PROBLEM STATEMENT >> Say how many lines of the data below have the word "controllers" in them. Add nothing else.

════════════════

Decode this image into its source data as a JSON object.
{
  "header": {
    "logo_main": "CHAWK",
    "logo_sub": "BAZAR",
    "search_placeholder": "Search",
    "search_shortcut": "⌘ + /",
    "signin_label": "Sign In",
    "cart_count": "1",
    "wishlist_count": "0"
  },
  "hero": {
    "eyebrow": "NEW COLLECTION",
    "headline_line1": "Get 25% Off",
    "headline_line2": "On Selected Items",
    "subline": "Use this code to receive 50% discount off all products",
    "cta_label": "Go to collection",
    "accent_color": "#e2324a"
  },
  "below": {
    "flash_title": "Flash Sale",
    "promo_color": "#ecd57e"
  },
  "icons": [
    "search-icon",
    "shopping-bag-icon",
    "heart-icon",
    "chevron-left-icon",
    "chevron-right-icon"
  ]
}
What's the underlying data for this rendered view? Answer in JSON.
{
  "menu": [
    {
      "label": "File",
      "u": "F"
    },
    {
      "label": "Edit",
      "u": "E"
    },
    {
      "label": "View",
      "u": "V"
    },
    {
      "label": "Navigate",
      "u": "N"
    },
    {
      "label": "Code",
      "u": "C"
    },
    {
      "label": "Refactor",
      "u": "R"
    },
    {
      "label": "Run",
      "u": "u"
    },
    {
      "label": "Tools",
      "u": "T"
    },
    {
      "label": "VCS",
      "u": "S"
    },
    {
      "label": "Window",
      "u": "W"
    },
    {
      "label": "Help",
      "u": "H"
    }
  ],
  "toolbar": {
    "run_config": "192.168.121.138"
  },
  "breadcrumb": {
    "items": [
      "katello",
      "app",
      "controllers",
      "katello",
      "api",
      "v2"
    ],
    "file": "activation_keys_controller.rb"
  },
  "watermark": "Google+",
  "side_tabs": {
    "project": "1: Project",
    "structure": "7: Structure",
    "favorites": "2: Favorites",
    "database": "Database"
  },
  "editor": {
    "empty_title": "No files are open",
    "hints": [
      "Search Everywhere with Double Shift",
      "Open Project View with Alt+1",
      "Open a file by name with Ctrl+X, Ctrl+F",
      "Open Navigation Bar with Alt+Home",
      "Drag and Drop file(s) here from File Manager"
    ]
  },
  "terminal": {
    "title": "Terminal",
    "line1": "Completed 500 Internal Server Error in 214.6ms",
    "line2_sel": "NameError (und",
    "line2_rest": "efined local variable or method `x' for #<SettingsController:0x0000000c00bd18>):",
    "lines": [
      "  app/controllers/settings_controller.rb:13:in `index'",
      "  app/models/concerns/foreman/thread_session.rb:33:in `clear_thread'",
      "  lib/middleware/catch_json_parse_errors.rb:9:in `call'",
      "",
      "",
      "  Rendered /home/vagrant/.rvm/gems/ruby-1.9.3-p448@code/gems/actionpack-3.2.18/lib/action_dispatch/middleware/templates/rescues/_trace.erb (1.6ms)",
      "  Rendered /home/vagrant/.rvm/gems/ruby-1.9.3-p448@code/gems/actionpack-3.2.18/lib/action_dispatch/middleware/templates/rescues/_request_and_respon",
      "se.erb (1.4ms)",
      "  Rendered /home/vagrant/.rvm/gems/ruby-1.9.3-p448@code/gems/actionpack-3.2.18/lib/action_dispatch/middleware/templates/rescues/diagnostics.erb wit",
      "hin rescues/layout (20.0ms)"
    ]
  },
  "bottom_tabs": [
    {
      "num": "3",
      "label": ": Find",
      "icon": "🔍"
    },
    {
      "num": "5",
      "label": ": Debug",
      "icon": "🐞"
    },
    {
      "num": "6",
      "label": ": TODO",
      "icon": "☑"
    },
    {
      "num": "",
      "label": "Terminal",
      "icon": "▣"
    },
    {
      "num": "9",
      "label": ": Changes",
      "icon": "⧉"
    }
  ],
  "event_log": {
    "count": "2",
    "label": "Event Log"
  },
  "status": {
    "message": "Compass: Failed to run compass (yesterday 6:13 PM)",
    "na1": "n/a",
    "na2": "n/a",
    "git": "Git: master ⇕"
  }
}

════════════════

RESULT OF THE TASK >> 2